While the foundation has always taken pride in being able to process grant applications quickly – usually within 28 days – Steve says the pandemic brought with it a greater sense of urgency.
“We soon realised with things moving so fast, and the situation changing so rapidly, that it was no good if people had to wait 28 days, so instead we were turning round applications in about two days.”
Steve – who is himself a donor to the fund – says the people who give money to the foundation come in all shapes and sizes.
“We have got a pretty fair spread,” he says. “We have got some high-net-worth donors, and a small number of ultra-high-net-worth people.”

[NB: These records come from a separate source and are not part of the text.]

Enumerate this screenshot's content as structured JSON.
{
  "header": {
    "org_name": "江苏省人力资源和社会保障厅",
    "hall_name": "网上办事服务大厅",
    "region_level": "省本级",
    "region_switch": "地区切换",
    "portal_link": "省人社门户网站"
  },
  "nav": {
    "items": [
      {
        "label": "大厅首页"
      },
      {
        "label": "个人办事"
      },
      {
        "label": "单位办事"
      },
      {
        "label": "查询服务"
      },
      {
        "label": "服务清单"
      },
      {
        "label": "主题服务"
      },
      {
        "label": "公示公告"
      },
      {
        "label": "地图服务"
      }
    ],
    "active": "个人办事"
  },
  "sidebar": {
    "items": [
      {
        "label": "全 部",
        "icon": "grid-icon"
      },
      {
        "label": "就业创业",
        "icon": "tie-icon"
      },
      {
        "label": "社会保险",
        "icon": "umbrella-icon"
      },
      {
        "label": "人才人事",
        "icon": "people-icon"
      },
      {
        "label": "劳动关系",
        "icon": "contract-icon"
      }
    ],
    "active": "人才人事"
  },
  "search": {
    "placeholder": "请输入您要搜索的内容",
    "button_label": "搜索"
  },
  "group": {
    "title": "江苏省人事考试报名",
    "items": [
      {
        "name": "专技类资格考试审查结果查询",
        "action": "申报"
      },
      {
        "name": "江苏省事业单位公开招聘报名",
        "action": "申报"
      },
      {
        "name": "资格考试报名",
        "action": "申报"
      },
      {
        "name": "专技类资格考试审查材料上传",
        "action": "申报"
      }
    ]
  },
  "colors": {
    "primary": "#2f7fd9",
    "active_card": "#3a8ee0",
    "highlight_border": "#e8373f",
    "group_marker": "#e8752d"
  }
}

But he adds that probably the majority of support comes from small and medium-sized businesses, and people who want to give something back to their community but don’t know how to go about it.
“We are, in a way, a philanthropic management service,” he says. “People think it’s very easy to give money away, and in one sense it is. But if you want to make sure it is doing what you want it to do, it can be a long procedure.
“A national company may have its own corporate social responsibility staff, but the smaller companies won’t have that.”
Steve says the foundation tries to match donors with charities that reflect what they wish to achieve.
“We will ask the donors about their interests, and try to do something according to that. For example, if they had a link to Cannock Chase, we might look to be doing something in that area.”
He says supporting good causes also makes good business sense for companies, as it is good for them to be seen to be putting something back into the community.
“Many people, once they have seen how their donation can make a difference, go on to give more,” says Steve.
His work for the foundation has opened his eyes to the work that many voluntary organisations do, often with very limited resources.
He says it has also made him more aware of the very real problems that many people face.
“We all see newspaper reports and things on the internet, talking about particular sections of society,” he says.
“But I can now see how easy it is for huge numbers of people to get into financial difficulty. If someone has got a job, but is not on a particularly high income, and their washing machine breaks, the only way they can get another one is on what used to be called hire purchase. That will take five years to pay for, and then if their cooker breaks as well, they will have no choice but to go back to the same place and buy one from there.”
He says he is also more aware of the isolation people, particularly the elderly, can experience in rural communities.
“Village life is great if you have chosen to move to an area and you have got a car, but you might have Mrs Jones who has lived there all her life, never learned to drive and then the local shop closes and she isn’t able to drive three miles to the supermarket.”
Steve, who is 42, says he finds his work for the charity more rewarding than anything he ever did in business.
“It is not about success in your career, or about the money, it is about making a difference,” he says.
“And when it comes to finish time, and that can be 11 or 12 o’clock at night, there are very few days when I can’t say that what I have done has made a difference.”